Other Programs

As an interdisiplinary center in the College of Humanities and Social Sciences, the Mountain West Center for Regional Studies seeks to provide support for education, research, and hands-on experiences. Faculty, students, and community members are able to come together to further the scholarship and understanding of the Mountain West as a regional entity. Programs that study the past, present, and future of the land and its people can provide an awareness of the forces that have shaped the area and an avenue for constructive dialogue in exploring the challenges that face the region.

Current Collaborative Projects

Triabl School Mural

Intermountain Inter-Tribal School Mural Project

The Mountain West Center is involved in preserving the murals that were painted during the 1950s and 60s by former students of well-known Apache artist Allan Houser at the Intermountain Inter-Tribal School (IIS). These murals are significant both for their art work and for what they reveal about the history of the Indian Boarding School movement in the Mountain West region. 

While the IIS was one of the largest and longest-running schools in the Tribal Boarding School system, the Brigham City school has been underrepresented in scholarship until recent years. This newfound interest has uncovered the urgency to protect and preserve these murals before history and art are destroyed by the development occurring on the site of the former IIS.

A few murals have been removed and restored, while others are being stored onsite in less than ideal conditions. This project seeks to partner with Brigham City Museum staff, USU-Brigham City administration, Utah State University Logan Campus Library administration, The Nora Eccles Harrison Museum of Art, and other interested parties to share resources and expertise to properly store or curate the remaining works so they can be shared and appreciated.

The MWC has also funded the work of CJ Guadarrama, a graduate student in the American Studies program who is researching the history of the murals that were part of the former Intermountain Inter-Tribal Boarding School in Brigham City, Utah.


Better Understanding Domestic Violence and Human Trafficking Issues in Immigrant and Refugee Communities

Faculty members from the Social Work Department and the Communication Studies Department are collaborting on a workshop directed towards social workers, university professors, graduate students, domestic violence shelter personnel, and community members.
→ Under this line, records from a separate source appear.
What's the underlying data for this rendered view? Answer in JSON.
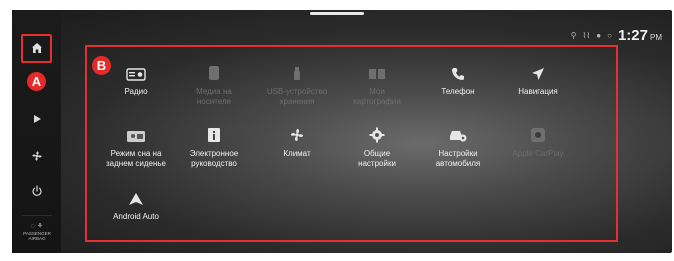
{
  "status": {
    "time": "1:27",
    "ampm": "PM",
    "icons": [
      "location-icon",
      "signal-icon",
      "user-icon",
      "cloud-icon"
    ]
  },
  "markers": {
    "a": "A",
    "b": "B"
  },
  "sidebar": {
    "items": [
      {
        "name": "home-icon"
      },
      {
        "name": "play-icon"
      },
      {
        "name": "fan-icon"
      },
      {
        "name": "power-icon"
      }
    ],
    "airbag_line1": "PASSENGER",
    "airbag_line2": "AIRBAG"
  },
  "apps": [
    {
      "icon": "radio-icon",
      "label": "Радио",
      "enabled": true
    },
    {
      "icon": "media-icon",
      "label": "Медиа на\nносителе",
      "enabled": false
    },
    {
      "icon": "usb-icon",
      "label": "USB-устройство\nхранения",
      "enabled": false
    },
    {
      "icon": "map-files-icon",
      "label": "Мои\nкартографии",
      "enabled": false
    },
    {
      "icon": "phone-icon",
      "label": "Телефон",
      "enabled": true
    },
    {
      "icon": "navigation-icon",
      "label": "Навигация",
      "enabled": true
    },
    {
      "icon": "rear-seat-icon",
      "label": "Режим сна на\nзаднем сиденье",
      "enabled": true
    },
    {
      "icon": "manual-icon",
      "label": "Электронное\nруководство",
      "enabled": true
    },
    {
      "icon": "climate-icon",
      "label": "Климат",
      "enabled": true
    },
    {
      "icon": "settings-icon",
      "label": "Общие\nнастройки",
      "enabled": true
    },
    {
      "icon": "vehicle-settings-icon",
      "label": "Настройки\nавтомобиля",
      "enabled": true
    },
    {
      "icon": "carplay-icon",
      "label": "Apple CarPlay",
      "enabled": false
    },
    {
      "icon": "android-auto-icon",
      "label": "Android Auto",
      "enabled": true
    }
  ]
}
The purpose is to educate how to best serve refugees and immigrants who experience domestic violence and to help educate members of the community about domestic violence and human trafficking in the refugee and immigrant populations. 

Many refugee services and resources typically make their way to large epicenters like Seattle, Portland (Maine), Nashville, Houston, and Atlanta, etc. Yet the Mountain West is not immune to the issues faced by immigrants and refugees. The current research suggests that cultural factors such as language barriers, migration history, trauma, gender roles, and help-seeking behaviors are markedly different for refugees when compared to the United States population in general. 

This makes education and research in the area of domestic violence crucial to those who interact with and provide resources to the refugee and imigrant population throughout the Mountain West, an area of geographic isolation. 

Cabin in field

Future Programs to Support the Study of the Mountain West Region

The Mountain West Center for Regional Studies at Utah State University seeks to further the work of the university.

Collaborative projects supported by the Mountain West Center may cover an array of subjects including, the natural environment, the human story, the social environment, as well as the arts and literature.

We encourage innovative research, teaching, and public programming as ways to gain greater understanding and improve the lives and resources of this diverse region.

If you wish to support or become involved with future study of the Mountain West region and its people, do not hesitate to contact us